HOW TO COMPLETE THIS TASK
In the entries below, find each line with the word "objectif" and return it.

INFORMATION SUPPLIED
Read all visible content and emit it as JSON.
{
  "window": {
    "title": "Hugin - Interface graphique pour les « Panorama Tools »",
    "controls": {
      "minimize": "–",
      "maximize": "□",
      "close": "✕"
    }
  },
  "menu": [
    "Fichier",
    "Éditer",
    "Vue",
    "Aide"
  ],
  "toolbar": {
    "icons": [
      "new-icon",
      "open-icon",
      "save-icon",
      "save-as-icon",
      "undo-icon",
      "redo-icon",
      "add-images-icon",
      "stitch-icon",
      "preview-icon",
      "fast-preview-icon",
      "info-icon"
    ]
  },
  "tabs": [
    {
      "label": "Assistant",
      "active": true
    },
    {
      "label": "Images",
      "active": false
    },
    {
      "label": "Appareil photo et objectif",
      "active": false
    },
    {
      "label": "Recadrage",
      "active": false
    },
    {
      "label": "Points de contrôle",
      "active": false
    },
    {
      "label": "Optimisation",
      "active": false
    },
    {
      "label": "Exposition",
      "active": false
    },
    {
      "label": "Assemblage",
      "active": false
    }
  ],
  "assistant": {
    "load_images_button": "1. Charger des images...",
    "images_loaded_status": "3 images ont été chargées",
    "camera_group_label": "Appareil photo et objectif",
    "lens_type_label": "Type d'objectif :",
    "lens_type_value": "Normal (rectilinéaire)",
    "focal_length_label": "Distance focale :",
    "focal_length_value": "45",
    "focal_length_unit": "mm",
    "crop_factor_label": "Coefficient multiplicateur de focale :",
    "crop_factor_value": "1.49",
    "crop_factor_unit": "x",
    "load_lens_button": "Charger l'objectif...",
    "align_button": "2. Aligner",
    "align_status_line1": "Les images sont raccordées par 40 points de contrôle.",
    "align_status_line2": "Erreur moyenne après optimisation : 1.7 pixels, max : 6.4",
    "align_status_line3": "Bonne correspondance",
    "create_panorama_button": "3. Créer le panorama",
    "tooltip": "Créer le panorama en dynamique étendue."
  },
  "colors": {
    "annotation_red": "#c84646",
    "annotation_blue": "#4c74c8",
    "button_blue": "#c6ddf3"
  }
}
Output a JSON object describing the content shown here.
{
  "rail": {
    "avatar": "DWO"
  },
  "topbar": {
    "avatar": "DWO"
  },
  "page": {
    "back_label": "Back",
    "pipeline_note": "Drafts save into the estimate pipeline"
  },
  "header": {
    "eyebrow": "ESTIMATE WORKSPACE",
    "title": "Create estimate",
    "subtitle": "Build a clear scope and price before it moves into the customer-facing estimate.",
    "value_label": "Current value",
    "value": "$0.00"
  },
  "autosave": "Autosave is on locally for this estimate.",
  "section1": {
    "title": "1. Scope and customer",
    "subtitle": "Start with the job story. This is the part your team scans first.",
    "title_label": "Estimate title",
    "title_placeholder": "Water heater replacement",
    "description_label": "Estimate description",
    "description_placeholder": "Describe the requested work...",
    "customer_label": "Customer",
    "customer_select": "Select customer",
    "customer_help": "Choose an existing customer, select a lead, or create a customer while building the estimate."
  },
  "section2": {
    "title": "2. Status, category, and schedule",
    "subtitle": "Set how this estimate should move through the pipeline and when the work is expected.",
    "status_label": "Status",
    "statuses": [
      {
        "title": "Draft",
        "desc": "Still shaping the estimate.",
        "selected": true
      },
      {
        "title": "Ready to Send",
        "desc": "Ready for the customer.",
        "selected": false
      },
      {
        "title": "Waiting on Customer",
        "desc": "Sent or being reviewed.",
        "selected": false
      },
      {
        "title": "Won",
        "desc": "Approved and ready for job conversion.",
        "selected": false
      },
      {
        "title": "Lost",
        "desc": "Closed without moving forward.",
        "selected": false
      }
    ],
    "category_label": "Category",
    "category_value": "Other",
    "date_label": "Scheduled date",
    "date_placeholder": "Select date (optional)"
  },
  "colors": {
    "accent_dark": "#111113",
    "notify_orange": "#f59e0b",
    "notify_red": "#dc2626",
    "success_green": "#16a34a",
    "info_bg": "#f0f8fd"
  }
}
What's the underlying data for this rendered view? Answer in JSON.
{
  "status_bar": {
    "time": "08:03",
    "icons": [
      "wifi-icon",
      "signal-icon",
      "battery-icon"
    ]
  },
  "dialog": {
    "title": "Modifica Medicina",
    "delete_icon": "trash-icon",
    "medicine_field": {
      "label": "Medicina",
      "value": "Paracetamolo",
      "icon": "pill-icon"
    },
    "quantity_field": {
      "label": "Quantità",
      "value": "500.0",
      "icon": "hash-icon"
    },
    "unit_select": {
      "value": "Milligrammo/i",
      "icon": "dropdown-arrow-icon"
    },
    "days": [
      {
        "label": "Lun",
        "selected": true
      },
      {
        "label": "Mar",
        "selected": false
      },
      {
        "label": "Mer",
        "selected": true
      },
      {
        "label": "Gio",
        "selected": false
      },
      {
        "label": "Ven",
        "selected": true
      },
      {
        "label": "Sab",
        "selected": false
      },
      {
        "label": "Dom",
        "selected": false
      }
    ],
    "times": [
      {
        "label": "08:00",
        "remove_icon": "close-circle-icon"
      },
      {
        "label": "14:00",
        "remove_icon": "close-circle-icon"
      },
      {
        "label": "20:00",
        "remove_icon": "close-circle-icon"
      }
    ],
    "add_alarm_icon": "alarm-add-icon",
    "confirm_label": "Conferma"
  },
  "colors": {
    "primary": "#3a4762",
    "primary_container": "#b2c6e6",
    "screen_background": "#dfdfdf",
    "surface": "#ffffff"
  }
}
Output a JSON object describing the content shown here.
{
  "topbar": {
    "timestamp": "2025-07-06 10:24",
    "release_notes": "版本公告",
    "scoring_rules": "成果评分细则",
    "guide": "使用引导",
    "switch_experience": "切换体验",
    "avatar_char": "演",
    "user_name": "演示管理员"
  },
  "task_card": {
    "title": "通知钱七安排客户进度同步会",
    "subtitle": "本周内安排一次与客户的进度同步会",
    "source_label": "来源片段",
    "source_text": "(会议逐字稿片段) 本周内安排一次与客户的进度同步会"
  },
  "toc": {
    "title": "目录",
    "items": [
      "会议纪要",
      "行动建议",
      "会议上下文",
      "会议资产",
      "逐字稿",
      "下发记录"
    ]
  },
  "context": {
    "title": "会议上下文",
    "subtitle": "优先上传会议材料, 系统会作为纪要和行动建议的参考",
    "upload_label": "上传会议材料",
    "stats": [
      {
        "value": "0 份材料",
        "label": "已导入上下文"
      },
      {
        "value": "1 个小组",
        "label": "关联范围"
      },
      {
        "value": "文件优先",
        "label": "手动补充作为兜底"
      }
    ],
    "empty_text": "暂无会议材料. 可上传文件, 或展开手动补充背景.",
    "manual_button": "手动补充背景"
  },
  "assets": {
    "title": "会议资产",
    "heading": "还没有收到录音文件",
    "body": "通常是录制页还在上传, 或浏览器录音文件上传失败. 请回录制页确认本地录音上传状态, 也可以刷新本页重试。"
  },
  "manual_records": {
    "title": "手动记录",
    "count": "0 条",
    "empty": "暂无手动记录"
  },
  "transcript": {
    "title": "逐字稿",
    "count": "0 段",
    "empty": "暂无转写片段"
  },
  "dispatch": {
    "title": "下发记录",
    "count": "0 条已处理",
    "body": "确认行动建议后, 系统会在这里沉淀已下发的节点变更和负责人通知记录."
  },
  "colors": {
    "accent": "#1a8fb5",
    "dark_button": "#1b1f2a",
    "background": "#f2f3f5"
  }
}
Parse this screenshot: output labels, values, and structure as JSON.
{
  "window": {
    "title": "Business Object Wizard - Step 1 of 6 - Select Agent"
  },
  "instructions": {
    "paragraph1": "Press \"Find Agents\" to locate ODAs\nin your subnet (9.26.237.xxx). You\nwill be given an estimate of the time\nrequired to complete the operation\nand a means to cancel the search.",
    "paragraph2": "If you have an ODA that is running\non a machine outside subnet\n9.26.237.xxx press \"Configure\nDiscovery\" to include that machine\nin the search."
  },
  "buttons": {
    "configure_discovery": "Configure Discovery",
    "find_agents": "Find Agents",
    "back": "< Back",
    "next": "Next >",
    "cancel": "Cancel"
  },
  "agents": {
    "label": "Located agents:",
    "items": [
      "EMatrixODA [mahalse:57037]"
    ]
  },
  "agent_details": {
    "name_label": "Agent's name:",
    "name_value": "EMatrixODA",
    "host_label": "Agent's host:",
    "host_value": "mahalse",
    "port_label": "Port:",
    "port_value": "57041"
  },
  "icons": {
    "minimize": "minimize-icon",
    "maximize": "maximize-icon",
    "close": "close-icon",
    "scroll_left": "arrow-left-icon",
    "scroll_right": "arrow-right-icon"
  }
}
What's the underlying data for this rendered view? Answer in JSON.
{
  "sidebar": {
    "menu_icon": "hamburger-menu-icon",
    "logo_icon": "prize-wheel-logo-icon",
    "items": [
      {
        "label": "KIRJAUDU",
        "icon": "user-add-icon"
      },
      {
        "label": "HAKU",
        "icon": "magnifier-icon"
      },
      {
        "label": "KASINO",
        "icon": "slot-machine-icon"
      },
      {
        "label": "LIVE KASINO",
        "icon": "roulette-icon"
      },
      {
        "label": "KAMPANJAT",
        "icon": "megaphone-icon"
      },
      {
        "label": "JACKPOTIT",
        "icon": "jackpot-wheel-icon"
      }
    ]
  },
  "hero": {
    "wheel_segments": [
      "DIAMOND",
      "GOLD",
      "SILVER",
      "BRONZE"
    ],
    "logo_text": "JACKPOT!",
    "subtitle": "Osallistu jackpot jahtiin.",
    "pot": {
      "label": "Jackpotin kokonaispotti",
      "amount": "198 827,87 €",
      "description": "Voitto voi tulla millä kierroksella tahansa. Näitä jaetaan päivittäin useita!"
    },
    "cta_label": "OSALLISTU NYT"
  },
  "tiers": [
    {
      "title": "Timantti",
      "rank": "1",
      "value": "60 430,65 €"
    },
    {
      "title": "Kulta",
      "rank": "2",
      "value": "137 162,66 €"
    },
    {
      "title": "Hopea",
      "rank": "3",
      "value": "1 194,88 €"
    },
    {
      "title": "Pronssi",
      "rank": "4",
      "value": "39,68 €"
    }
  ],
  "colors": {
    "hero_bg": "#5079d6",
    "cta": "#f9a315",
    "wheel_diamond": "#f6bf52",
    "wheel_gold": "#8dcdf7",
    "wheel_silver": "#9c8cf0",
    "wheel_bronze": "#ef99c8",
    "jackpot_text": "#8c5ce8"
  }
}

TASK SOLUTION
      "label": "Appareil photo et objectif",
    "camera_group_label": "Appareil photo et objectif",
    "lens_type_label": "Type d'objectif :",
    "load_lens_button": "Charger l'objectif...",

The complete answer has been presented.